AIM OF THE EXERCISE: Copy each line containing "Apakah" from the listing below.

THE INPUT:

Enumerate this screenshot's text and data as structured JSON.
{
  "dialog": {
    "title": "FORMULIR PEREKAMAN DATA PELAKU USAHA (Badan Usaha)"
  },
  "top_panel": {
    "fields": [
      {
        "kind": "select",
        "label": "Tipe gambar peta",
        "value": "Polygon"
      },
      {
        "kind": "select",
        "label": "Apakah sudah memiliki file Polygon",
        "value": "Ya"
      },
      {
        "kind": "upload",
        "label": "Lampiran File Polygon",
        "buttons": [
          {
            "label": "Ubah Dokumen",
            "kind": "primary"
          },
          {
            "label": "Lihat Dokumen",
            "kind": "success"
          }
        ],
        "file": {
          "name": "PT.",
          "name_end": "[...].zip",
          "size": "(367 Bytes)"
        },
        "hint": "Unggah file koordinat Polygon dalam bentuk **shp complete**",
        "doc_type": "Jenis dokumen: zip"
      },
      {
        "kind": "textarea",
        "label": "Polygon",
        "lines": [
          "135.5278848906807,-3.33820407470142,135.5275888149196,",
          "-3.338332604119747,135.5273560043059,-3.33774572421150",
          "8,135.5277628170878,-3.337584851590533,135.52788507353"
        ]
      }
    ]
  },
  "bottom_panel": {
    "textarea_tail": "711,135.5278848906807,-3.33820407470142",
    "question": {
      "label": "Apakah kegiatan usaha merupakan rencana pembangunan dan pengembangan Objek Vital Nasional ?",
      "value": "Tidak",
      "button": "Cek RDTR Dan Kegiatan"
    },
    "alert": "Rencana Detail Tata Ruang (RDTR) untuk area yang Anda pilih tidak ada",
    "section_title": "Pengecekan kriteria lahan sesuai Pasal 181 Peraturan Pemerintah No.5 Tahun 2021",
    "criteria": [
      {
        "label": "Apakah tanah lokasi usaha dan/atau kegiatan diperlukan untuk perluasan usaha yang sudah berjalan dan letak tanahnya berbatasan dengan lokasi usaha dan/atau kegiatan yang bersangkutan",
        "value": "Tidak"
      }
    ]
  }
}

ANSWER FOR THIS EXERCISE:
        "label": "Apakah sudah memiliki file Polygon",
      "label": "Apakah kegiatan usaha merupakan rencana pembangunan dan pengembangan Objek Vital Nasional ?",
        "label": "Apakah tanah lokasi usaha dan/atau kegiatan diperlukan untuk perluasan usaha yang sudah berjalan dan letak tanahnya berbatasan dengan lokasi usaha dan/atau kegiatan yang bersangkutan",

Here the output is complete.